▸ **Task instructions**:
Count the lines below that contain the word "Alqubisy", and reply with only that number.

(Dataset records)
※ ※ ※

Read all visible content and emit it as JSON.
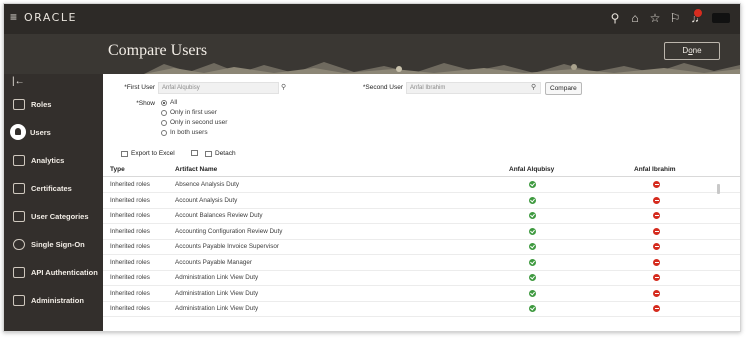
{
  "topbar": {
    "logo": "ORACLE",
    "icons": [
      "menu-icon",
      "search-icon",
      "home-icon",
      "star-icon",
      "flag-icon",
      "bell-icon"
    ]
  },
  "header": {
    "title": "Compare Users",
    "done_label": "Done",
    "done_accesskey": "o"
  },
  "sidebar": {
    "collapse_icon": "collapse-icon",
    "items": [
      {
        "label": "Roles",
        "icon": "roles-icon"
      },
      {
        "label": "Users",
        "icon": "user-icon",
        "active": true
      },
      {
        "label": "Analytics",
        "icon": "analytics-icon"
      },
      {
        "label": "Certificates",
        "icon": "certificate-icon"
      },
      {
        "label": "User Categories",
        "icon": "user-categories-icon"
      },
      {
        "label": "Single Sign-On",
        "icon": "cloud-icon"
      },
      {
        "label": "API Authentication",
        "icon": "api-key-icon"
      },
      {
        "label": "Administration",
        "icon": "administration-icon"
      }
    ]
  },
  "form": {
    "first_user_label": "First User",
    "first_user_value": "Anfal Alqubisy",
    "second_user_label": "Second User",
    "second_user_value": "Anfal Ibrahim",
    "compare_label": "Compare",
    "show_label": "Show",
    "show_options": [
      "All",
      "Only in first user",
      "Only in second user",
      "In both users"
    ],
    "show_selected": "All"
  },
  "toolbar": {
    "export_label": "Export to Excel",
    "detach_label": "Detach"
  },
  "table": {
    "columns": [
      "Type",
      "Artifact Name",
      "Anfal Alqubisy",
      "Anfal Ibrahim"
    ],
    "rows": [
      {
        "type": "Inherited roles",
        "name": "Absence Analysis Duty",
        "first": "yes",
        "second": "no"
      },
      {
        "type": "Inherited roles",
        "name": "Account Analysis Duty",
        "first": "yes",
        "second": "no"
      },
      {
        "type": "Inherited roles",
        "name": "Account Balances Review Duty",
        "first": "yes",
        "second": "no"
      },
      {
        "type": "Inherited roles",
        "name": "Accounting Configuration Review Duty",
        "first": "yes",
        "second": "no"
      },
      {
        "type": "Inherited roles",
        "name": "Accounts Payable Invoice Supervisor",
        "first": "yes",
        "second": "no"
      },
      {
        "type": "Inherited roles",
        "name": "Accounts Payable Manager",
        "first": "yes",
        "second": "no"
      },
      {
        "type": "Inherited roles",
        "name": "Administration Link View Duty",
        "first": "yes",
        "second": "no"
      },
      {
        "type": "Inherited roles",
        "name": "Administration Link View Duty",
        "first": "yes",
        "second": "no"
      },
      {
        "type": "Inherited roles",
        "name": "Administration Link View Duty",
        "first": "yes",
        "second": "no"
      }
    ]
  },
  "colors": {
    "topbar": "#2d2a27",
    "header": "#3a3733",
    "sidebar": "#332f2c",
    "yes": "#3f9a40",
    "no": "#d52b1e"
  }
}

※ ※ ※

▸ **Exercise result**:
2